|Mayor of Chicago|
March 1876 (not allowed to take office)
|Preceded by||Harvey Doolittle Colvin|
|Succeeded by||Harvey Doolittle Colvin|
|United States District Attorney for Illinois|
|Succeeded by||position abolished|
|United States District Attorney for the Northern District of Illinois h|
|Preceded by||position established|
|Succeeded by||A.M. Herrington|
|United States Marshal for the Northern District of Illinois|
|Preceded by||Charles U. Pine|
|Succeeded by||Joseph Russell Jones|
|Cook County Probate Justice of the Peace|
|Succeeded by||position abolished|
|City Clerk of Chicago|
|Preceded by||William H. Brackett|
|Succeeded by||James Curtiss|
|Born||February 11, 1817|
New York City
|Died||July 27, 1883 (aged 66)|
Carlton, New York
|Spouse(s)||Leonora Maria Temple|

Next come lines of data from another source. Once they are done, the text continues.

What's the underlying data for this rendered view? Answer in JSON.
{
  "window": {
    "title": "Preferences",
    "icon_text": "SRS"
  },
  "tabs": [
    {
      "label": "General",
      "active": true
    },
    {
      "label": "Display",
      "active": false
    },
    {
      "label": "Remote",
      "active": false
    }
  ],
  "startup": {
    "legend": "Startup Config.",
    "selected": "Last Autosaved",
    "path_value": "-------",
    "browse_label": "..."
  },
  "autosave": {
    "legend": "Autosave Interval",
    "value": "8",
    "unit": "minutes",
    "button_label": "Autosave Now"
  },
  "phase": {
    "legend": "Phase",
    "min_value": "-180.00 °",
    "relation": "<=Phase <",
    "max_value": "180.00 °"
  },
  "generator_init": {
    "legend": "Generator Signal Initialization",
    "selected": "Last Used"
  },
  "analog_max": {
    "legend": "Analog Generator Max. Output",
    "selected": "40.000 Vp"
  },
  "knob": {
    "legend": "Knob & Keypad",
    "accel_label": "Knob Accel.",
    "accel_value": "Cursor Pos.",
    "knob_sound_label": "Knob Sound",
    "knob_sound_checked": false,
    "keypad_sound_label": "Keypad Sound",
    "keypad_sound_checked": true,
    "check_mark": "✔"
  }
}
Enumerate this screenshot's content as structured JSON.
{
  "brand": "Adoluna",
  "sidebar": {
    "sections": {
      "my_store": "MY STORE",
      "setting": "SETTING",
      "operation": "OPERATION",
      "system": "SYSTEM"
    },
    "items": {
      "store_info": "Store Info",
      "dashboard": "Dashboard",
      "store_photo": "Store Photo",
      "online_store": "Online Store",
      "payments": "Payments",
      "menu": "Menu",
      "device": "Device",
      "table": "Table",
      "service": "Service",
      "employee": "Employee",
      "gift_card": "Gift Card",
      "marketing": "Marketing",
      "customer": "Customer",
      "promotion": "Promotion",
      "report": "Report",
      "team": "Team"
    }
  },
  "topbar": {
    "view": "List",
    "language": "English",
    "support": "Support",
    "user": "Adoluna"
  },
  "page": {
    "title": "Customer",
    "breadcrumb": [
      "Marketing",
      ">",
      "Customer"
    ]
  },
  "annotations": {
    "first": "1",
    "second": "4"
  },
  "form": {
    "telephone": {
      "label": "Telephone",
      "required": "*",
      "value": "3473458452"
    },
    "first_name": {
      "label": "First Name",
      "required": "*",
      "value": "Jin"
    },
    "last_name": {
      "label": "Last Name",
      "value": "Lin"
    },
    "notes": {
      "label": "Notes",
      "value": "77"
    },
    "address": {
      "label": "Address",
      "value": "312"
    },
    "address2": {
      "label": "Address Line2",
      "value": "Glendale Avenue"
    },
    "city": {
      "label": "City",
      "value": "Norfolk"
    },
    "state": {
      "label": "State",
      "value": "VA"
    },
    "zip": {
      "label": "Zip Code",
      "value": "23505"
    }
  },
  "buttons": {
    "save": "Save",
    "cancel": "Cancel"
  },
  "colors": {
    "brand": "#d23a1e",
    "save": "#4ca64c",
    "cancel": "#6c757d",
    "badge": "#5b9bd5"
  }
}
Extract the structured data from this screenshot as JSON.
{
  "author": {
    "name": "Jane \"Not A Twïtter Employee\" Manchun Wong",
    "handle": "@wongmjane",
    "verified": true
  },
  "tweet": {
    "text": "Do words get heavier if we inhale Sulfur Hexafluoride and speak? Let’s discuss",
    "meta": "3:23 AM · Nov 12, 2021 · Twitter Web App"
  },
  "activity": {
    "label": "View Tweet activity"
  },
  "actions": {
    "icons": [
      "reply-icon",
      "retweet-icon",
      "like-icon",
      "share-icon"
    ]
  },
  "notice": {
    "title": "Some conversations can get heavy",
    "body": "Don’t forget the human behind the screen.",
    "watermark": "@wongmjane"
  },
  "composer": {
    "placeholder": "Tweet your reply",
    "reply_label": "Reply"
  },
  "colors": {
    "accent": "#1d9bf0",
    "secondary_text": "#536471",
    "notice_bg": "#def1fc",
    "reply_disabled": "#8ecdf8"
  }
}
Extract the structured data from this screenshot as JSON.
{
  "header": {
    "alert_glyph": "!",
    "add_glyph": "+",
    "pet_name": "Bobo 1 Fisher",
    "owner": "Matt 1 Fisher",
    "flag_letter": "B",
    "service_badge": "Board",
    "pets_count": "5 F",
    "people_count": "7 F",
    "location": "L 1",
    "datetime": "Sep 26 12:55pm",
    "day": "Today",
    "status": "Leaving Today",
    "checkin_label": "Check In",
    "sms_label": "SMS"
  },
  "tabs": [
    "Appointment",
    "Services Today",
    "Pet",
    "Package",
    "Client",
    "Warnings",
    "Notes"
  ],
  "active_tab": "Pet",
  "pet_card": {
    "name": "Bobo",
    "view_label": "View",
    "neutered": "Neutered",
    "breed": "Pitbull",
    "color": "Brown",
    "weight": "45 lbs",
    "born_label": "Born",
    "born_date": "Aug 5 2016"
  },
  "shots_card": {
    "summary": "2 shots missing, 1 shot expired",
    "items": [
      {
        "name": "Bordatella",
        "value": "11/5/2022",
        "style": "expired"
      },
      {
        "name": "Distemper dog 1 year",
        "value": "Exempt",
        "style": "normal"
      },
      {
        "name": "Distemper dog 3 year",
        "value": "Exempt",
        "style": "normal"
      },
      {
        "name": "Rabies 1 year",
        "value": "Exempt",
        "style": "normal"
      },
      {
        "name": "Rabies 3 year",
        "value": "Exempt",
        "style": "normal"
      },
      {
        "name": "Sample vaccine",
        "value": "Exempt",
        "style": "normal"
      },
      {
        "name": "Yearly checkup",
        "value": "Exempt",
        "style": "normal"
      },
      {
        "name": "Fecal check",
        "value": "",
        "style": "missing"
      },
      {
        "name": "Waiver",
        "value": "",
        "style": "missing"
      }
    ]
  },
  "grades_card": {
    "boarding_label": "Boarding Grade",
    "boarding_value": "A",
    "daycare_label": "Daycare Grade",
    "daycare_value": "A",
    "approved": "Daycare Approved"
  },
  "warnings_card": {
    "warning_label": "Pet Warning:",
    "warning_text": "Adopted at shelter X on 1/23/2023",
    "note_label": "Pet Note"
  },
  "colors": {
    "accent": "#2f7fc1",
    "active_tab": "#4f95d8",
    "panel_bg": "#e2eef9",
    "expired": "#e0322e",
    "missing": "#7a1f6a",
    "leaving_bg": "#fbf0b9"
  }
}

Thomas Hoyne (February 11, 1817 – July 27, 1883) was elected Mayor of Chicago in 1875, but his election was later declared null and void by a Circuit Court. Prior to 1875, Hoyne had led a political career in which he had occupied numerous state and municipal offices.
Life and career
Hoyne moved to Chicago in 1837, where he turned his back on the mercantile life he had been leading and studied law, being admitted to the bar in 1839. He was elected Chicago city clerk in 1840. In 1853, he was appointed United States District Attorney for Illinois. Six years later, he became a US Marshal for the northern district of Illinois.
In 1863, Hoyne traveled to New York and then to Boston to acquire a lens for a telescope for the University of Chicago. In Boston, he met with Alvan Clark and purchased an 18½-inch lens and mounting for the Dearborn Observatory, at the time, the largest refracting telescope ever built. By 1866, he became one of the founding members of the Chicago Astronomical Society and served as the organization's secretary.
Following the Great Chicago Fire of 1871, Hoyne presided at the meeting that established a free library in Chicago and sat upon its board of directors, eventually writing the first history of the Chicago library system.
In 1875, the city of Chicago adopted the Cities and Villages Act of 1872, which called for municipal elections to be held in April, instead of November. Harvey Doolittle Colvin, the current mayor, was informed by his attorneys that his term should be considered extended to the new elections. While the charter did not explicitly extend his term, it also failed to include the office of mayor in a call for special elections to fill the period from November to May.
In April 1876 there was an election and neither the Republicans nor the Democrats nominated anyone for mayor. Running as an independent, Hoyne received 33,064 of the 40,000 votes cast for mayor and was declared the Mayor of Chicago.
Colvin, however, refused to relinquish the office and was supported by the city comptroller. Although Hoyne presided over council meetings and gave an inaugural address, the Circuit Court declared his election null and void. Colvin continued to serve until the courts called for a special election on July 12, 1876.
Death and legacy
Hoyne Avenue in Chicago is named in his honor.
On September 17, 1840 he wed Leonora Temple.
Hoyne's younger brother Philip Augustus Hoyne served as Clerk of the Recorder's Court of Chicago and (from 1853 until 1858) United States Commissioner for the District of Illinois. He also served on the City's Board of Education, serving two consecutive terms as its president.
- History of Chicago: From 1857 until the fire of 1871 By Alfred Theodore Andreas
- Transactions of the Illinois State Historical Society
- Centennial List of Mayors, City Clerks, City Attorneys, City Treasurers, and Aldermen, elected by the people of the city of Chicago, from the incorporation of the city on March 4, 1837 to March 4, 1937, arranged in alphabetical order, showing the years during which each official held office.
- In Memoriam: Sketch of the Life and Character of Thomas Hoyne, LL.D. Chicago: Barnard and Gunthorp. 1883. p. 43.
- In Memoriam: Sketch of the Life and Character of Thomas Hoyne, LL.D. Chicago: Barnard and Gunthorp. 1883. p. 80.
- Carter, Orrin N. “The Early Courts of Chicago and Cook County.” Journal of the Illinois State Historical Society, vol. 7, no. 2, 1914, pp. 7–38. JSTOR, JSTOR, www.jstor.org/stable/40194027.
- "Astronomical Society: Annual Report of the Executive Branch". Chicago Tribune. Chicago. 1866-01-10. p. 3.
- "A Free Public Library". Chicago Tribune. Chicago. 1872-01-09. p. 2.
- Longwood, Theodore (November 1885), "Thomas Hoyne", Magazine of Western History, pp. 288–295
- "Representative Men of Chicago Pay Tribute to the Memory of Thomas Hoyne". Chicago Daily Tribune. Chicago. 1883-08-01. p. 3.
- Chicago's Mayors: A Collection of Biographies Of All Chicago’s Mayors by Elaine C. Shigley (page 41)